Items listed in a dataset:
+++
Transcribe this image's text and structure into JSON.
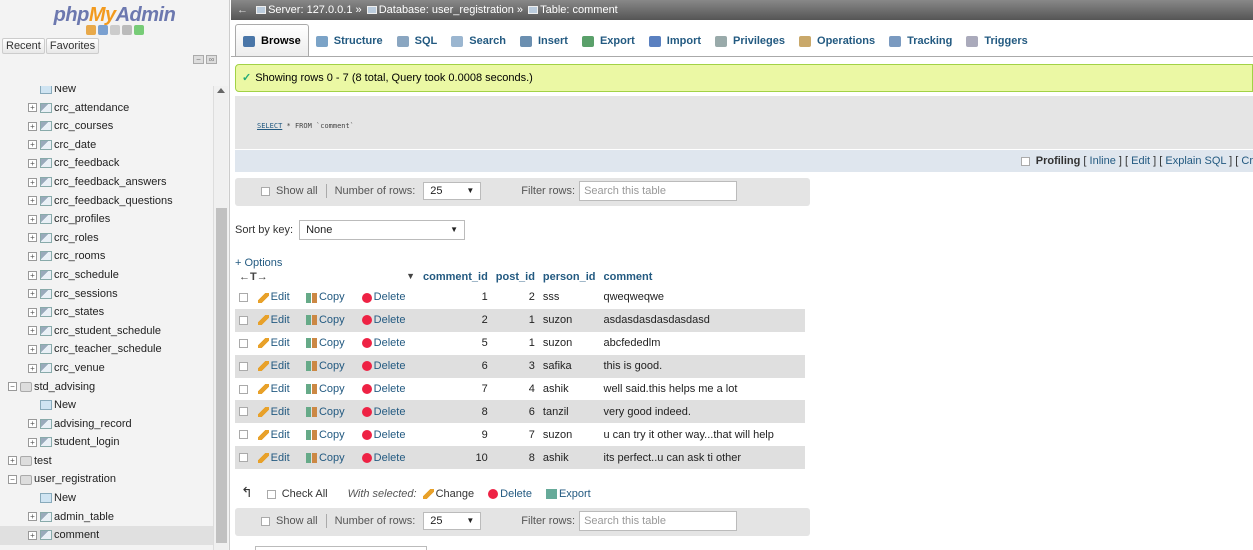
{
  "nav": {
    "logo_php": "php",
    "logo_my": "My",
    "logo_admin": "Admin",
    "tab_recent": "Recent",
    "tab_favorites": "Favorites",
    "tree": [
      {
        "label": "New",
        "level": "l2",
        "icon": "new"
      },
      {
        "label": "crc_attendance",
        "level": "l2",
        "icon": "table"
      },
      {
        "label": "crc_courses",
        "level": "l2",
        "icon": "table"
      },
      {
        "label": "crc_date",
        "level": "l2",
        "icon": "table"
      },
      {
        "label": "crc_feedback",
        "level": "l2",
        "icon": "table"
      },
      {
        "label": "crc_feedback_answers",
        "level": "l2",
        "icon": "table"
      },
      {
        "label": "crc_feedback_questions",
        "level": "l2",
        "icon": "table"
      },
      {
        "label": "crc_profiles",
        "level": "l2",
        "icon": "table"
      },
      {
        "label": "crc_roles",
        "level": "l2",
        "icon": "table"
      },
      {
        "label": "crc_rooms",
        "level": "l2",
        "icon": "table"
      },
      {
        "label": "crc_schedule",
        "level": "l2",
        "icon": "table"
      },
      {
        "label": "crc_sessions",
        "level": "l2",
        "icon": "table"
      },
      {
        "label": "crc_states",
        "level": "l2",
        "icon": "table"
      },
      {
        "label": "crc_student_schedule",
        "level": "l2",
        "icon": "table"
      },
      {
        "label": "crc_teacher_schedule",
        "level": "l2",
        "icon": "table"
      },
      {
        "label": "crc_venue",
        "level": "l2",
        "icon": "table"
      },
      {
        "label": "std_advising",
        "level": "l1",
        "icon": "db"
      },
      {
        "label": "New",
        "level": "l2",
        "icon": "new"
      },
      {
        "label": "advising_record",
        "level": "l2",
        "icon": "table"
      },
      {
        "label": "student_login",
        "level": "l2",
        "icon": "table"
      },
      {
        "label": "test",
        "level": "l1",
        "icon": "db"
      },
      {
        "label": "user_registration",
        "level": "l1",
        "icon": "db"
      },
      {
        "label": "New",
        "level": "l2",
        "icon": "new"
      },
      {
        "label": "admin_table",
        "level": "l2",
        "icon": "table"
      },
      {
        "label": "comment",
        "level": "l2",
        "icon": "table",
        "active": true
      }
    ]
  },
  "breadcrumb": {
    "server": "Server: 127.0.0.1",
    "database": "Database: user_registration",
    "table": "Table: comment",
    "separator": "»"
  },
  "tabs": [
    {
      "label": "Browse",
      "icon": "browse-icon",
      "color": "#4a76a8",
      "active": true
    },
    {
      "label": "Structure",
      "icon": "structure-icon",
      "color": "#7ba3c7"
    },
    {
      "label": "SQL",
      "icon": "sql-icon",
      "color": "#8aa6c1"
    },
    {
      "label": "Search",
      "icon": "search-icon",
      "color": "#9bb6d0"
    },
    {
      "label": "Insert",
      "icon": "insert-icon",
      "color": "#6b8fb0"
    },
    {
      "label": "Export",
      "icon": "export-icon",
      "color": "#5aa06a"
    },
    {
      "label": "Import",
      "icon": "import-icon",
      "color": "#5a80c0"
    },
    {
      "label": "Privileges",
      "icon": "privileges-icon",
      "color": "#9aa"
    },
    {
      "label": "Operations",
      "icon": "operations-icon",
      "color": "#c9a86a"
    },
    {
      "label": "Tracking",
      "icon": "tracking-icon",
      "color": "#7a9ac0"
    },
    {
      "label": "Triggers",
      "icon": "triggers-icon",
      "color": "#aab"
    }
  ],
  "success_msg": "Showing rows 0 - 7 (8 total, Query took 0.0008 seconds.)",
  "sql": {
    "kw": "SELECT",
    "rest": " * FROM `comment`"
  },
  "profiling": {
    "label": "Profiling",
    "inline": "Inline",
    "edit": "Edit",
    "explain": "Explain SQL",
    "more": "Cr"
  },
  "navbar": {
    "show_all": "Show all",
    "num_rows_label": "Number of rows:",
    "num_rows_value": "25",
    "filter_label": "Filter rows:",
    "filter_placeholder": "Search this table"
  },
  "sort_by": {
    "label": "Sort by key:",
    "value": "None"
  },
  "options_label": "+ Options",
  "grid": {
    "arrows": "←T→",
    "headers": [
      "comment_id",
      "post_id",
      "person_id",
      "comment"
    ],
    "action_edit": "Edit",
    "action_copy": "Copy",
    "action_delete": "Delete",
    "rows": [
      {
        "comment_id": "1",
        "post_id": "2",
        "person_id": "sss",
        "comment": "qweqweqwe"
      },
      {
        "comment_id": "2",
        "post_id": "1",
        "person_id": "suzon",
        "comment": "asdasdasdasdasdasd"
      },
      {
        "comment_id": "5",
        "post_id": "1",
        "person_id": "suzon",
        "comment": "abcfededlm"
      },
      {
        "comment_id": "6",
        "post_id": "3",
        "person_id": "safika",
        "comment": "this is good."
      },
      {
        "comment_id": "7",
        "post_id": "4",
        "person_id": "ashik",
        "comment": "well said.this helps me a lot"
      },
      {
        "comment_id": "8",
        "post_id": "6",
        "person_id": "tanzil",
        "comment": "very good indeed."
      },
      {
        "comment_id": "9",
        "post_id": "7",
        "person_id": "suzon",
        "comment": "u can try it other way...that will help"
      },
      {
        "comment_id": "10",
        "post_id": "8",
        "person_id": "ashik",
        "comment": "its perfect..u can ask ti other"
      }
    ]
  },
  "bulk": {
    "check_all": "Check All",
    "with_selected": "With selected:",
    "change": "Change",
    "delete": "Delete",
    "export": "Export"
  }
}
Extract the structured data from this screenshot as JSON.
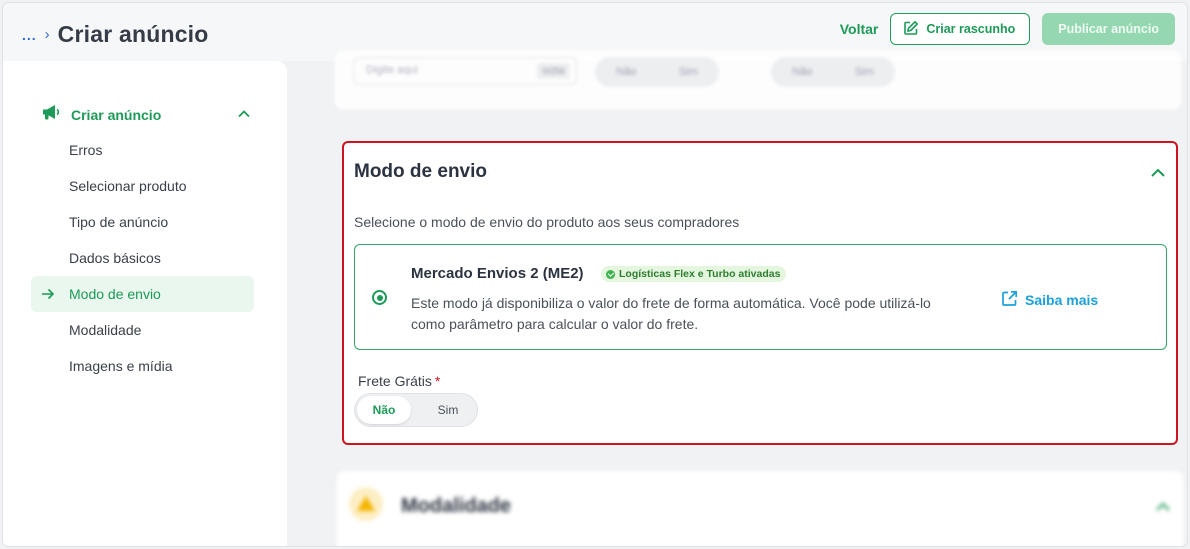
{
  "header": {
    "breadcrumb_ellipsis": "...",
    "breadcrumb_separator": "›",
    "title": "Criar anúncio",
    "back_label": "Voltar",
    "draft_label": "Criar rascunho",
    "publish_label": "Publicar anúncio"
  },
  "sidebar": {
    "section_label": "Criar anúncio",
    "items": [
      {
        "label": "Erros",
        "active": false
      },
      {
        "label": "Selecionar produto",
        "active": false
      },
      {
        "label": "Tipo de anúncio",
        "active": false
      },
      {
        "label": "Dados básicos",
        "active": false
      },
      {
        "label": "Modo de envio",
        "active": true
      },
      {
        "label": "Modalidade",
        "active": false
      },
      {
        "label": "Imagens e mídia",
        "active": false
      }
    ]
  },
  "top_card": {
    "input_placeholder": "Digite aqui",
    "char_count": "0/256",
    "toggle_a": {
      "no": "Não",
      "yes": "Sim"
    },
    "toggle_b": {
      "no": "Não",
      "yes": "Sim"
    }
  },
  "shipping": {
    "title": "Modo de envio",
    "description": "Selecione o modo de envio do produto aos seus compradores",
    "option": {
      "title": "Mercado Envios 2 (ME2)",
      "badge": "Logísticas Flex e Turbo ativadas",
      "description": "Este modo já disponibiliza o valor do frete de forma automática. Você pode utilizá-lo como parâmetro para calcular o valor do frete.",
      "learn_more": "Saiba mais",
      "selected": true
    },
    "free_shipping_label": "Frete Grátis",
    "required_mark": "*",
    "toggle": {
      "no": "Não",
      "yes": "Sim",
      "selected": "Não"
    }
  },
  "next_section": {
    "title": "Modalidade"
  },
  "colors": {
    "brand_green": "#1d9a57",
    "highlight_border": "#d0141f",
    "link_blue": "#1ca0d9"
  }
}
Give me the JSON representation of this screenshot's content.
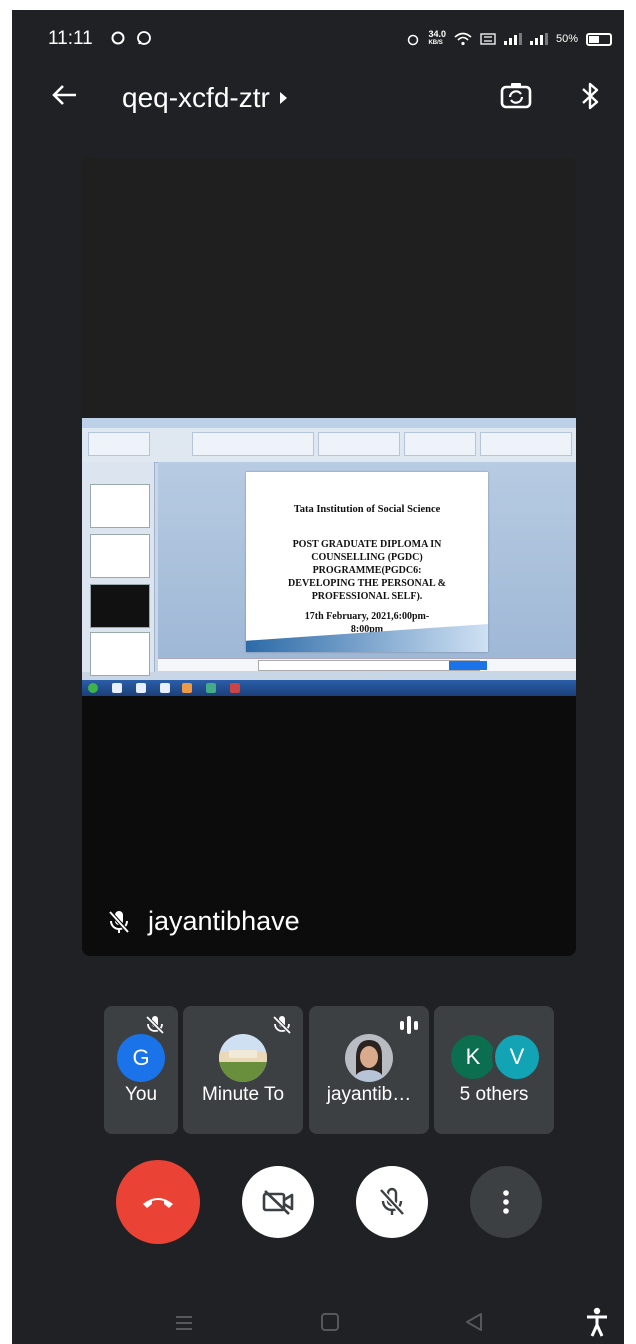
{
  "status_bar": {
    "time": "11:11",
    "speed_value": "34.0",
    "speed_unit": "KB/S",
    "battery": "50%"
  },
  "header": {
    "meeting_code": "qeq-xcfd-ztr"
  },
  "presentation": {
    "institution": "Tata Institution of Social Science",
    "programme_lines": [
      "POST GRADUATE DIPLOMA IN",
      "COUNSELLING (PGDC)",
      "PROGRAMME(PGDC6:",
      "DEVELOPING THE PERSONAL &",
      "PROFESSIONAL SELF)."
    ],
    "date_line1": "17th February, 2021,6:00pm-",
    "date_line2": "8:00pm",
    "presenter_name": "jayantibhave"
  },
  "participants": [
    {
      "label": "You",
      "avatar_letter": "G",
      "avatar_color": "#1a73e8",
      "muted": true
    },
    {
      "label": "Minute To",
      "muted": true
    },
    {
      "label": "jayantib…",
      "speaking": true
    },
    {
      "label": "5 others",
      "avatars": [
        "K",
        "V"
      ],
      "avatar_colors": [
        "#0b6e4f",
        "#12a4b4"
      ]
    }
  ],
  "controls": {
    "end_call_color": "#ea4335"
  },
  "colors": {
    "background": "#202124",
    "tile": "#3c4043",
    "accent": "#1a73e8"
  }
}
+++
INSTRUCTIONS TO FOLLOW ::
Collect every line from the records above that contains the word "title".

ANSWER AREA ::
    "title": "Criar anúncio",
    "title": "Modo de envio",
      "title": "Mercado Envios 2 (ME2)",
    "title": "Modalidade"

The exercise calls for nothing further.